Obama Commutes Sentences of 95 Federal Prisoners

It's “another step forward in upholding our ideals of justice and fairness."

— -- President Obama today granted commutations of sentence to 95 federal prisoners, all but two of them serving time for drug-related charges.

The White House has said it plans to make prison sentencing reform a signature aspect of his legacy and has taken particular aim at long-term mandatory sentences for non-violent drug offenders that were issued under the Anti-Drug Act of 1986.

“That’s an area where I think we will be able to make a big difference,” Obama told reporters at his year-end news conference. “I still want to work with Congress, both Democrats and Republicans, to reform our criminal justice system.”

Obama said the men and women whose sentences he commuted today had “served their debt to society” and that his action marked “another step forward in upholding our ideals of justice and fairness.”

The U.S. Sentencing Commission in November released roughly 6,000 federal inmates from custody, the largest single release in history.

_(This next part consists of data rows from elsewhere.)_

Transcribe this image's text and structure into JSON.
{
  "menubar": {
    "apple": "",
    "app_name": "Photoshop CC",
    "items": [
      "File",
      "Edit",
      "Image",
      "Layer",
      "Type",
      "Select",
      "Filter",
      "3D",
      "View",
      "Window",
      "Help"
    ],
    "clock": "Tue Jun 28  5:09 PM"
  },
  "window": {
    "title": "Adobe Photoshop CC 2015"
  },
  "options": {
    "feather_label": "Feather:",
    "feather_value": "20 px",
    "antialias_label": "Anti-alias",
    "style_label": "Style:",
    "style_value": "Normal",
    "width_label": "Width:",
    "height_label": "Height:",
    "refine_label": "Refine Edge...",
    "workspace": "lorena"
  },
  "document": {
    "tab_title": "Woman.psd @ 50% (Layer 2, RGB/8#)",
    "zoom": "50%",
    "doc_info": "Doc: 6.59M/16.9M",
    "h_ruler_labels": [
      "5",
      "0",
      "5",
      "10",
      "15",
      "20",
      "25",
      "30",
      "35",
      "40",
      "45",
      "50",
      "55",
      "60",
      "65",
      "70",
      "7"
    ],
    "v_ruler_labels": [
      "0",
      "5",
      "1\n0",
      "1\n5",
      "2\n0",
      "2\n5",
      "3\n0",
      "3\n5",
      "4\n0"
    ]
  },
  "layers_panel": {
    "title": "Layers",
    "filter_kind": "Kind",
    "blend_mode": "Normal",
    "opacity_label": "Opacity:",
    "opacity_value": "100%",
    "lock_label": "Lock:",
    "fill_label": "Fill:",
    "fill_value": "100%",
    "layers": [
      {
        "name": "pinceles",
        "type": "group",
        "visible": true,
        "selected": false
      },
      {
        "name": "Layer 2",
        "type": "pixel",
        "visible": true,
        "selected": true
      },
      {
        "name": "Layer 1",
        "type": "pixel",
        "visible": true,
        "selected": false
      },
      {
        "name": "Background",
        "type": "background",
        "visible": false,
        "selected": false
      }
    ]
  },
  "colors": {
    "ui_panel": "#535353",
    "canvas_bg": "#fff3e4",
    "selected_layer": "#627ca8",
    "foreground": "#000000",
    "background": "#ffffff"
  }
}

Today’s presidential commutations follow two previous announcements of clemency grants by the president earlier this year. Among those who had their sentences commuted was Shauna Barry-Scott of Youngstown, Ohio. ABC News profiled the story of her release along with an in-depth look at the entire issue of presidential pardons.